Your objective =
Please determine how many lines of the material include the word "configuration", and respond with nothing but that number.

Provided material =

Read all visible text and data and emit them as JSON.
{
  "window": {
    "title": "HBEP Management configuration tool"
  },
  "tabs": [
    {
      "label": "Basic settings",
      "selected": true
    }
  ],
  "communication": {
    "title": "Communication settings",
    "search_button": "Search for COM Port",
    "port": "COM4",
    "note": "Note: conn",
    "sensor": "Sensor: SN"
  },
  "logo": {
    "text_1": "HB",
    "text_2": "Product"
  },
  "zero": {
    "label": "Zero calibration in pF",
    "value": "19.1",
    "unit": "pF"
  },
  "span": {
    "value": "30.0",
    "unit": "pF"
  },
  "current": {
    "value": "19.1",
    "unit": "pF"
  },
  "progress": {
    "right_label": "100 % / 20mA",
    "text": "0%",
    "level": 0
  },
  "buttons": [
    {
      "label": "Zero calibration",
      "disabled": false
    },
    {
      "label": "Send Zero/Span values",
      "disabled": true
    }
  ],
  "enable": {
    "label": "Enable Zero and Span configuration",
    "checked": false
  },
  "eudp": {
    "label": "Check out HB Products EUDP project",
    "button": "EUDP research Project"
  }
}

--

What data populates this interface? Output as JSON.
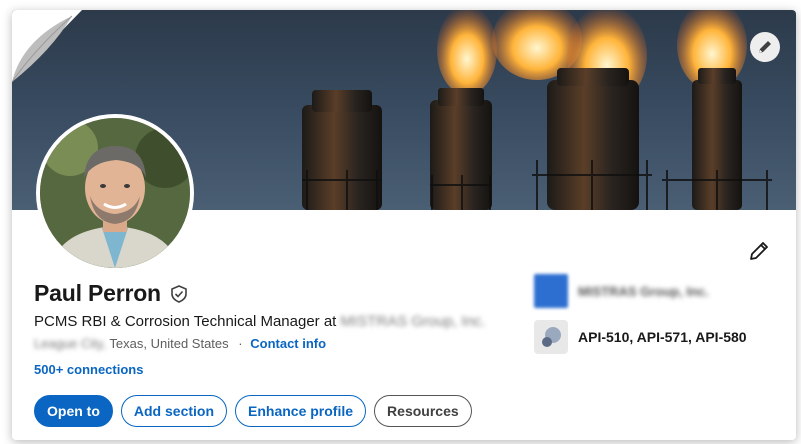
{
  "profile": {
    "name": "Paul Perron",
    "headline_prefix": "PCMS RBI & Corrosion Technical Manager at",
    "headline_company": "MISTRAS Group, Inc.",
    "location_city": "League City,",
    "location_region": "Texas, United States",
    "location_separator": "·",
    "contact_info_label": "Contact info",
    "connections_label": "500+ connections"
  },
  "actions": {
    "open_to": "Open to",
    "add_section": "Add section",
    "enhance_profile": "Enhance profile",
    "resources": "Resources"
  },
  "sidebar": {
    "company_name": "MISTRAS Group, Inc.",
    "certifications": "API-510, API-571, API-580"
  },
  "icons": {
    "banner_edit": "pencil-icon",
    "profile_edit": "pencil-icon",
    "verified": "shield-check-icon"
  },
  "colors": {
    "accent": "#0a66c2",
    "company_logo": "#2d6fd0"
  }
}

The completed task =
2